What you should do> Across the entries below, how many lines include "Germany"? Give the number and nothing else.

Excerpts from an interface dataset>
╭──

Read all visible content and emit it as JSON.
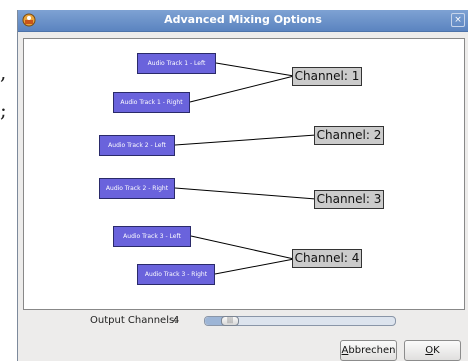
{
  "window": {
    "title": "Advanced Mixing Options",
    "close_glyph": "×"
  },
  "stray_text": {
    "top": ",",
    "bottom": ";"
  },
  "tracks": [
    {
      "label": "Audio Track 1 - Left"
    },
    {
      "label": "Audio Track 1 - Right"
    },
    {
      "label": "Audio Track 2 - Left"
    },
    {
      "label": "Audio Track 2 - Right"
    },
    {
      "label": "Audio Track 3 - Left"
    },
    {
      "label": "Audio Track 3 - Right"
    }
  ],
  "channels": [
    {
      "label": "Channel:  1"
    },
    {
      "label": "Channel:  2"
    },
    {
      "label": "Channel:  3"
    },
    {
      "label": "Channel:  4"
    }
  ],
  "output": {
    "label": "Output Channels:",
    "value": "4",
    "slider_fraction": 0.08,
    "thumb_glyph": "|||"
  },
  "buttons": {
    "cancel_mnemonic": "A",
    "cancel_rest": "bbrechen",
    "ok_mnemonic": "O",
    "ok_rest": "K"
  },
  "colors": {
    "titlebar": "#6e94c9",
    "track_fill": "#6a63dc",
    "channel_fill": "#cbcbcb"
  }
}
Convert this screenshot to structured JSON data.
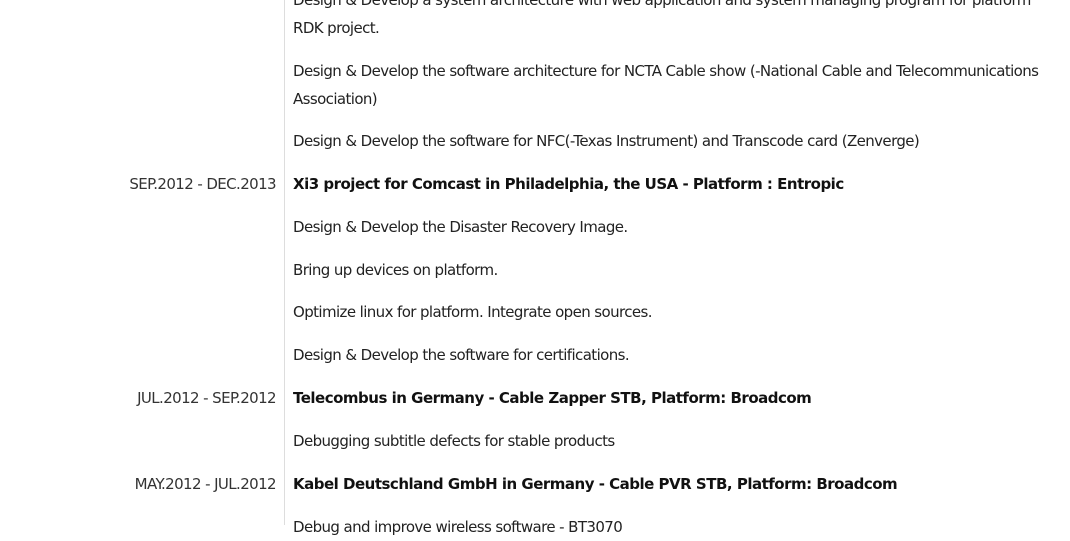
{
  "entries": {
    "d0": "Design & Develop a system architecture with web application  and system managing program for platform RDK project.",
    "d1": "Design & Develop the software architecture for NCTA Cable show (-National Cable and Telecommunications Association)",
    "d2": "Design & Develop the software for NFC(-Texas Instrument) and Transcode card (Zenverge)",
    "p1": {
      "date": "SEP.2012 - DEC.2013",
      "title": "Xi3 project for Comcast in Philadelphia, the USA - Platform : Entropic",
      "items": [
        "Design & Develop the Disaster Recovery Image.",
        "Bring up devices on platform.",
        "Optimize linux for platform. Integrate  open sources.",
        "Design & Develop the software for certifications."
      ]
    },
    "p2": {
      "date": "JUL.2012 - SEP.2012",
      "title": "Telecombus in Germany - Cable Zapper STB, Platform: Broadcom",
      "items": [
        "Debugging subtitle defects for stable products"
      ]
    },
    "p3": {
      "date": "MAY.2012 - JUL.2012",
      "title": "Kabel Deutschland GmbH in Germany - Cable PVR STB, Platform: Broadcom",
      "items": [
        "Debug and improve wireless software - BT3070"
      ]
    }
  }
}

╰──

Solution to this exercise> 2